In another information experiment involving 529 college plans, Long and a colleague tested if families would save more for college. Their findings reveal that just providing information and streamlined assistance were not enough. The only participants to open accounts were those in a treatment group that received information, assistance, and the $50 opening deposit for an account. Perhaps most interesting, Long continued, is that one-third of the group that opened accounts also went on to set up automatic contributions without any further assistance.
“Information is not always going to be enough,” Long said, especially when it comes to more complex processes. “Proactive research and outreach are always going to be absolutely necessary.”
Two-Year vs. Four-Year Colleges
Following the presentations, audience members asked the panelists a wide variety of questions, including one from a congressional staffer about the emphasis on four-year colleges and whether policies for two-year community colleges should get a closer look given that they seem to be a more affordable option for low-income families.

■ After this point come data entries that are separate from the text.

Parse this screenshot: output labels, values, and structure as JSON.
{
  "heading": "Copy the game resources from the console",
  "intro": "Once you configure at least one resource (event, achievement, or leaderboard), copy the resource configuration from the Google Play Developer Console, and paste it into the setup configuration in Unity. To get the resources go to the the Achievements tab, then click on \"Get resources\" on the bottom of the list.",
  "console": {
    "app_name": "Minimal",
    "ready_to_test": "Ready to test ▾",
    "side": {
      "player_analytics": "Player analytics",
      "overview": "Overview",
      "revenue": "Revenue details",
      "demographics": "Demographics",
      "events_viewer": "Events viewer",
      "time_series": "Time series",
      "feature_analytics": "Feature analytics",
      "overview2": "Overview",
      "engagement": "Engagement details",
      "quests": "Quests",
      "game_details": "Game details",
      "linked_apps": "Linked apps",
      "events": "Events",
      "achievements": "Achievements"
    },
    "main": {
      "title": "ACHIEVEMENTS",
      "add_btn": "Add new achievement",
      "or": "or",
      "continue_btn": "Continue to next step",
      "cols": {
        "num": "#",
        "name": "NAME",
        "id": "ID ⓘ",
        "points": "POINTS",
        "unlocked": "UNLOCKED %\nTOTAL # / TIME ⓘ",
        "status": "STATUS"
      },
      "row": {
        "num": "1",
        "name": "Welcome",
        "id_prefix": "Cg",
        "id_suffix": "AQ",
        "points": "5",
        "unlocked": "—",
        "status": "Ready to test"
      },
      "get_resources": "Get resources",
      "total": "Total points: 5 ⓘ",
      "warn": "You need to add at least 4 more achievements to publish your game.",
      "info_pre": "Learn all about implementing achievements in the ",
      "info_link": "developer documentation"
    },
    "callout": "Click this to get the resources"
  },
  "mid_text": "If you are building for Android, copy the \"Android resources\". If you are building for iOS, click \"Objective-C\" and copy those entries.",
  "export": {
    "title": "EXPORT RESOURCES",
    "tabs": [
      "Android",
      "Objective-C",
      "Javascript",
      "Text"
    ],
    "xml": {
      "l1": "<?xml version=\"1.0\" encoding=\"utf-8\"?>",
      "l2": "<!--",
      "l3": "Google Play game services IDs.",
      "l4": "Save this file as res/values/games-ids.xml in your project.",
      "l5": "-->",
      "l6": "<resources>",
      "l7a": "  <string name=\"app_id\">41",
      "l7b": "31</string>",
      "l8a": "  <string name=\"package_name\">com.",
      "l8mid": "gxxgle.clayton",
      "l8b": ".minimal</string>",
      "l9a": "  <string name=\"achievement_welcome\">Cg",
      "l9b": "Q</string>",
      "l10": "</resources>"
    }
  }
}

Long responded that college match is an important element of the process and that it is not necessarily about favoring one type over the other. Rather, families tend to make better decisions about what to do if they are fully informed about their options.
Rosenbaum added that one needs to be careful when looking at colleges—and in particular two-year colleges—as there is great variation in completion rates and earnings and employment rates for different programs within the same institutions.
Figlio, an expert on K–12 accountability, noted that the question also raised the issues of ratings and accountability, a hotly debated topic in education. As challenging as it is “to get K-12 accountability right,” he said, it is “a higher order of magnitude still” for higher education due to all the different possibilities for outcomes, program types, etc.
“I think it’s absolutely important that we try our hardest to get those types of policies right,” Figlio concluded, “so we’re providing the right information to people to support all those different types of choices they might be making."
James Rosenbaum is an IPR fellow and professor of education and social policy and of sociology at Northwestern University. Sarah Turner is University Professor of Economics and Education at the University of Virginia. Bridget Terry Long is Academic Dean and Xander Professor of Education at the Harvard Graduate School of Education. David Figlio is Orrington Lunt Professor of Education and Social Policy and of Economics at Northwestern University, and IPR director.